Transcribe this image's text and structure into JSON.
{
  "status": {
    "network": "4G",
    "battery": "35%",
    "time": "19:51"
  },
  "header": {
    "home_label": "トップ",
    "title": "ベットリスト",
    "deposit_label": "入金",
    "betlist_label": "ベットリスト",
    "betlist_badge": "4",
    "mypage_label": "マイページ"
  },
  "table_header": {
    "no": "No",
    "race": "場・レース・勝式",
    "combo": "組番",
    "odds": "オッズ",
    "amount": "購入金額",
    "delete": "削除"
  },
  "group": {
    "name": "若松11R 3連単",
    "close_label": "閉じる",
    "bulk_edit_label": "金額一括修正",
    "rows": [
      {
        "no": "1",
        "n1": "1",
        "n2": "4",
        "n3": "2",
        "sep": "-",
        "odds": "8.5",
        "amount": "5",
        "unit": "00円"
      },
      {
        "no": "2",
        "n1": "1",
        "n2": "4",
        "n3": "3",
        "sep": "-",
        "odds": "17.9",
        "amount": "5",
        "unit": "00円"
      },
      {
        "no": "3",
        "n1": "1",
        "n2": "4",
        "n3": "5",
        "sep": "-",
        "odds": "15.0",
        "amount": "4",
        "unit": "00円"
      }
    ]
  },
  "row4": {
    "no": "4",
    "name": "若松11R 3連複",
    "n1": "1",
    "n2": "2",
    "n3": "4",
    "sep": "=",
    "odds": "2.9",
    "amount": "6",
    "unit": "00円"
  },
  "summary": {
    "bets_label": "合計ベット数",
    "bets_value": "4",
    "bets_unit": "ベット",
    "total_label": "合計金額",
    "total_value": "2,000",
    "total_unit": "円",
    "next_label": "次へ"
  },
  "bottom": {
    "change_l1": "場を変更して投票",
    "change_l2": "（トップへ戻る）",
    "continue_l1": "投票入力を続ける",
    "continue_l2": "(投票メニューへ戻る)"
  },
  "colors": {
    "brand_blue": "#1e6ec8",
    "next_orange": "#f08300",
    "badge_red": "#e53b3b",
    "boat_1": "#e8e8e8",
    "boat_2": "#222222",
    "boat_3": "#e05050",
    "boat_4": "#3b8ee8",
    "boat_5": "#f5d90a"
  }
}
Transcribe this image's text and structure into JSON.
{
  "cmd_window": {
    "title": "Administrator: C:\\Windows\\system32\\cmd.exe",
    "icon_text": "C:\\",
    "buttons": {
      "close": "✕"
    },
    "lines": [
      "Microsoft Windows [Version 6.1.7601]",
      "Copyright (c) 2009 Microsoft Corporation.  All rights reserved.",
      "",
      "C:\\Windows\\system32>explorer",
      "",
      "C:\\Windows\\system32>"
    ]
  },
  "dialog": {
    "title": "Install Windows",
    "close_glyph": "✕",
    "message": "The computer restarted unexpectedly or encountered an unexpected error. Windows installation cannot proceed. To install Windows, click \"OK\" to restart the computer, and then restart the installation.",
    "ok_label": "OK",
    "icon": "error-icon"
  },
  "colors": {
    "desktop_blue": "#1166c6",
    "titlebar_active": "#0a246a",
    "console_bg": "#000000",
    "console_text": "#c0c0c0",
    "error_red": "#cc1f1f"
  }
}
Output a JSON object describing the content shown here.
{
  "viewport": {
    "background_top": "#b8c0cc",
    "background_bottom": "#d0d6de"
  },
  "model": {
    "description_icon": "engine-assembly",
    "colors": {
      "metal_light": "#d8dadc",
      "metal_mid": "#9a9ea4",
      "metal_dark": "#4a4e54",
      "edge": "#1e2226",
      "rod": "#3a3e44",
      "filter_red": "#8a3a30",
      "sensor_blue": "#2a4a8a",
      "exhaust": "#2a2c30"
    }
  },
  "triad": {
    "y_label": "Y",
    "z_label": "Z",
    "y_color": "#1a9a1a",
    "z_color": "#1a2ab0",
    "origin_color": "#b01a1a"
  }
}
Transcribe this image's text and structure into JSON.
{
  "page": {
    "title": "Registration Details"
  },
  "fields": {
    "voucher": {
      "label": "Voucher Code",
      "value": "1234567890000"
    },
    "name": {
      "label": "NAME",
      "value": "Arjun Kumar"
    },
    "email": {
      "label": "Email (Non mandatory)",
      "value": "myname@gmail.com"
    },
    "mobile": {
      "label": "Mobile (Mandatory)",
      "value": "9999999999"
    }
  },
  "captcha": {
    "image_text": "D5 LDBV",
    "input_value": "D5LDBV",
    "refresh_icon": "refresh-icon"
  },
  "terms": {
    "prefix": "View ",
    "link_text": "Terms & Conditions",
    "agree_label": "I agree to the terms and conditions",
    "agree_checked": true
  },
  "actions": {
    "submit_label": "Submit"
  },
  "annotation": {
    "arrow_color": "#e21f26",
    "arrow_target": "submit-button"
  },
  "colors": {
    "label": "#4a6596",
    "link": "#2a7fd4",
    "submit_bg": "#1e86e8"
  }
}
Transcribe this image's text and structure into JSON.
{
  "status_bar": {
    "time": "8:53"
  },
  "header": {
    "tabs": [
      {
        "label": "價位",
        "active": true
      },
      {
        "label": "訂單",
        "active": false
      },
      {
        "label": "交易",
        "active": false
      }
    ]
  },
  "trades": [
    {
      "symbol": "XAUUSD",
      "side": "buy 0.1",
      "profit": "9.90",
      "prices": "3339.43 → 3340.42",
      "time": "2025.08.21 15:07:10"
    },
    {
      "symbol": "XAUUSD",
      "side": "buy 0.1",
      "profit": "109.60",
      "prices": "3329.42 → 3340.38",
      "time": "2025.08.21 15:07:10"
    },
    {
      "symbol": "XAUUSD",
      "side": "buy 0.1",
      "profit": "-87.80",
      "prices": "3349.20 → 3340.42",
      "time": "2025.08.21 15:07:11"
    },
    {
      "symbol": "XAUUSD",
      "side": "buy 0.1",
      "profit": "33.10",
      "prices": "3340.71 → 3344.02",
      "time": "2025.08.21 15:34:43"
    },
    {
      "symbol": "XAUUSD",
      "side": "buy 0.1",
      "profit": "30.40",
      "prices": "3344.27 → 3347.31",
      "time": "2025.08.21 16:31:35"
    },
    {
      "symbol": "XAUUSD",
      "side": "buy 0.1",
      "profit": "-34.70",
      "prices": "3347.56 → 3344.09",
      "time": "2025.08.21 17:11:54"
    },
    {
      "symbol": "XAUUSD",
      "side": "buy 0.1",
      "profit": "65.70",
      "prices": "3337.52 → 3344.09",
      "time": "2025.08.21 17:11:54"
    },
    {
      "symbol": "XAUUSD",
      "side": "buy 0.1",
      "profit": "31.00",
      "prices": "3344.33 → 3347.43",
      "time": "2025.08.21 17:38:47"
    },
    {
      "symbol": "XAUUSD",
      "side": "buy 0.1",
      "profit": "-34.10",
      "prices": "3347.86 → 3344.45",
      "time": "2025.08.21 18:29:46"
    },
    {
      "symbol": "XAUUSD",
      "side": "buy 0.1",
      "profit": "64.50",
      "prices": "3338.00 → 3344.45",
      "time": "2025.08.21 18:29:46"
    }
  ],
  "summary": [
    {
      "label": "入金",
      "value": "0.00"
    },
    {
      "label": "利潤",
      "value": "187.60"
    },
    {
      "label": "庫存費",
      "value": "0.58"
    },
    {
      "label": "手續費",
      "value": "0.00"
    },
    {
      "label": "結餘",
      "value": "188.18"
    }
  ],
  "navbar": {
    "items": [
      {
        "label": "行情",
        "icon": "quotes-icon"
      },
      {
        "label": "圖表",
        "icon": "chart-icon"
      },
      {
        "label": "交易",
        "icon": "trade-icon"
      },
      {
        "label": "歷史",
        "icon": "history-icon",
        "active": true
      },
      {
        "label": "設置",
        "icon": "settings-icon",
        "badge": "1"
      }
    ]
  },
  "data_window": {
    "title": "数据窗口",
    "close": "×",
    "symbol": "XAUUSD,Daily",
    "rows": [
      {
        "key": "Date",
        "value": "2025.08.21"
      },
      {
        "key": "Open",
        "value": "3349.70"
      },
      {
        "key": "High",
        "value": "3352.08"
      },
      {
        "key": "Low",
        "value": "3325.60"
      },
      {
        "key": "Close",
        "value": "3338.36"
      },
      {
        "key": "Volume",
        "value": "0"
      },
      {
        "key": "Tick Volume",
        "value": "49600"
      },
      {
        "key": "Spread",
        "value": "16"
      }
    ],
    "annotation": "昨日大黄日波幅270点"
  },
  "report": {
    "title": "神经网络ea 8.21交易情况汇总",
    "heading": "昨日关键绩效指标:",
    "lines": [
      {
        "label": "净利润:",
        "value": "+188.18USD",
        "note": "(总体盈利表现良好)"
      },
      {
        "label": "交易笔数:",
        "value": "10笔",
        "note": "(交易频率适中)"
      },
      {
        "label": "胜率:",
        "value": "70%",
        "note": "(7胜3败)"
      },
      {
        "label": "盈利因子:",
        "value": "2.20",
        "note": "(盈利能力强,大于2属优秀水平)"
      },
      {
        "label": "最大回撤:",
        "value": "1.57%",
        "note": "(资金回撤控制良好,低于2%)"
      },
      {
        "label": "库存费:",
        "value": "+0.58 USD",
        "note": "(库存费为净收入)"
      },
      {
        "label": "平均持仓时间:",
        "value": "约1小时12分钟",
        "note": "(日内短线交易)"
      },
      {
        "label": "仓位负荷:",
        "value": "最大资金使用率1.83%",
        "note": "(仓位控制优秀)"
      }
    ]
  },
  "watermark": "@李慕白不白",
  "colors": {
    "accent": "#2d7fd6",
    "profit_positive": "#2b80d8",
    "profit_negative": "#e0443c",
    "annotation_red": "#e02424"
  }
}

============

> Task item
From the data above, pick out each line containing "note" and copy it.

> Output below
        "note": "(总体盈利表现良好)"
        "note": "(交易频率适中)"
        "note": "(7胜3败)"
        "note": "(盈利能力强,大于2属优秀水平)"
        "note": "(资金回撤控制良好,低于2%)"
        "note": "(库存费为净收入)"
        "note": "(日内短线交易)"
        "note": "(仓位控制优秀)"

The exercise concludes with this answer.